It is shared here in recognition of its 12th Anniversary along with comments to update and provide perspective on the material. The original project was a Training Manual/Study Guide of three Seminars supported by three chapters of research and an Introduction. The material is available for download at www.disciplewalk.com/Resources.html. In 2009 it was provided for purchase as a softcover book entitled Designing Discipleship Systems: Christian Disciple Making For Any Size Church, Any Theology through CreateSpace.com.
   
All Scripture quotations are from the Revised Standard Version of the Bible, copyright © 1946, 1952, and 1971 National Council of the Churches of Christ in the United States of America. Used by permission. All rights reserved. Please review the page How and Why We Use Quotes.
Peter Senge, The Fifth Discipline: The Art And Practice of the Learning Organization (New York: Doubleday, 1990), 79-88, 95-104, 124-126, 227-232, 379-380, 389-390.
Church historian Ernst Troeltsch used the Hegelian dialectic to describe a two-hundred-year cycle of innovative sects (antithesis) becoming change resistant, decaying, traditional churches (thesis/synthesis) pressured to change by a new antithesis of innovation.
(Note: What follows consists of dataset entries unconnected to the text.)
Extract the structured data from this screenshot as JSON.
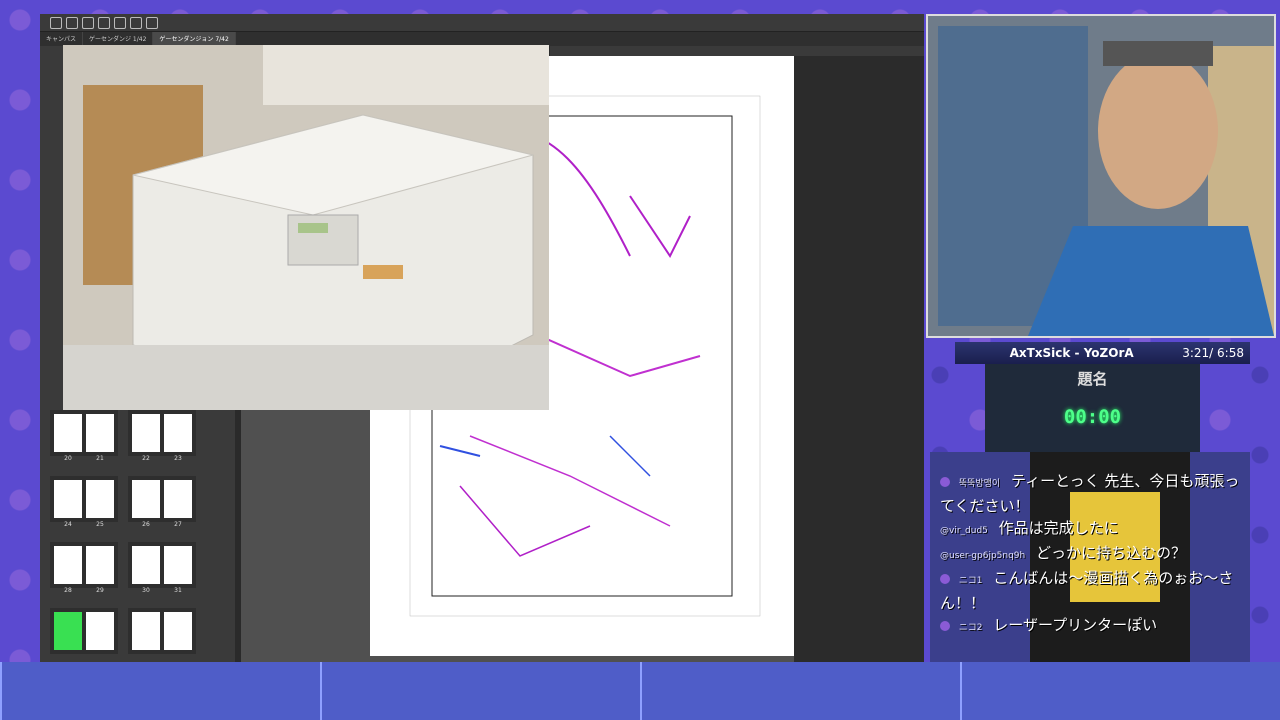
{
  "app": {
    "tabs": [
      "キャンパス",
      "ゲーセンダンジ 1/42",
      "ゲーセンダンジョン 7/42"
    ]
  },
  "thumbnails": {
    "rows": [
      {
        "left_pages": [
          "20",
          "21"
        ],
        "right_pages": [
          "22",
          "23"
        ]
      },
      {
        "left_pages": [
          "24",
          "25"
        ],
        "right_pages": [
          "26",
          "27"
        ]
      },
      {
        "left_pages": [
          "28",
          "29"
        ],
        "right_pages": [
          "30",
          "31"
        ]
      },
      {
        "left_pages": [
          "",
          ""
        ],
        "right_pages": [
          "",
          ""
        ]
      }
    ]
  },
  "stream": {
    "song_title": "AxTxSick - YoZOrA",
    "song_time": "3:21/ 6:58",
    "timer_label": "題名",
    "timer_value": "00:00"
  },
  "chat": [
    {
      "author": "뚝뚝방맹이",
      "text": "ティーとっく 先生、今日も頑張ってください！"
    },
    {
      "author": "@vir_dud5",
      "text": "作品は完成したに"
    },
    {
      "author": "@user-gp6jp5nq9h",
      "text": "どっかに持ち込むの？"
    },
    {
      "author": "ニコ1",
      "text": "こんばんは〜漫画描く為のぉお〜さん！！"
    },
    {
      "author": "ニコ2",
      "text": "レーザープリンターぽい"
    }
  ],
  "colors": {
    "accent": "#5b4ad0",
    "timer": "#4dff8a"
  }
}
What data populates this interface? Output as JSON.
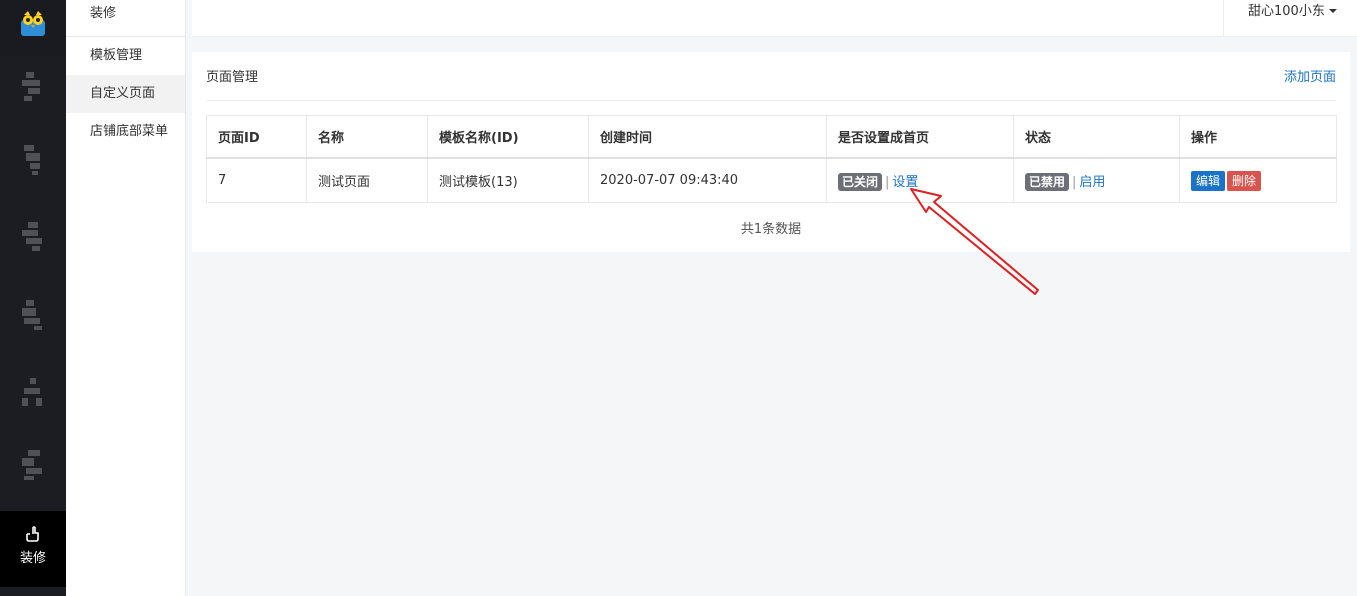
{
  "app": {
    "brand_icon": "owl-logo"
  },
  "rail": {
    "active_label": "装修",
    "active_icon": "hand-icon"
  },
  "submenu": {
    "title": "装修",
    "items": [
      {
        "label": "模板管理",
        "active": false
      },
      {
        "label": "自定义页面",
        "active": true
      },
      {
        "label": "店铺底部菜单",
        "active": false
      }
    ]
  },
  "header": {
    "user_name": "甜心100小东"
  },
  "main": {
    "title": "页面管理",
    "add_page_label": "添加页面",
    "table": {
      "columns": [
        "页面ID",
        "名称",
        "模板名称(ID)",
        "创建时间",
        "是否设置成首页",
        "状态",
        "操作"
      ],
      "rows": [
        {
          "id": "7",
          "name": "测试页面",
          "template": "测试模板(13)",
          "created": "2020-07-07 09:43:40",
          "home_badge": "已关闭",
          "home_action": "设置",
          "status_badge": "已禁用",
          "status_action": "启用",
          "edit_label": "编辑",
          "delete_label": "删除"
        }
      ]
    },
    "total_text": "共1条数据"
  },
  "colors": {
    "accent": "#1a73c8",
    "danger": "#d9534f",
    "badge": "#6c6f75",
    "annotation": "#e02020"
  }
}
Elmer Towns, Is The Day of the Denomination Dead? (Nashville: Thomas Nelson, 1973), under http://www.elmertowns.com/index
.cfm?action=bksonline (accessed June 13, 2007), 60-78. Cf. Guder, Missional Church, 54-60, 125-126.
In this ministry context, homeostasis includes and maintains the four systemic problems described in Chapter 1.
Senge, The Fifth Discipline, 101-102.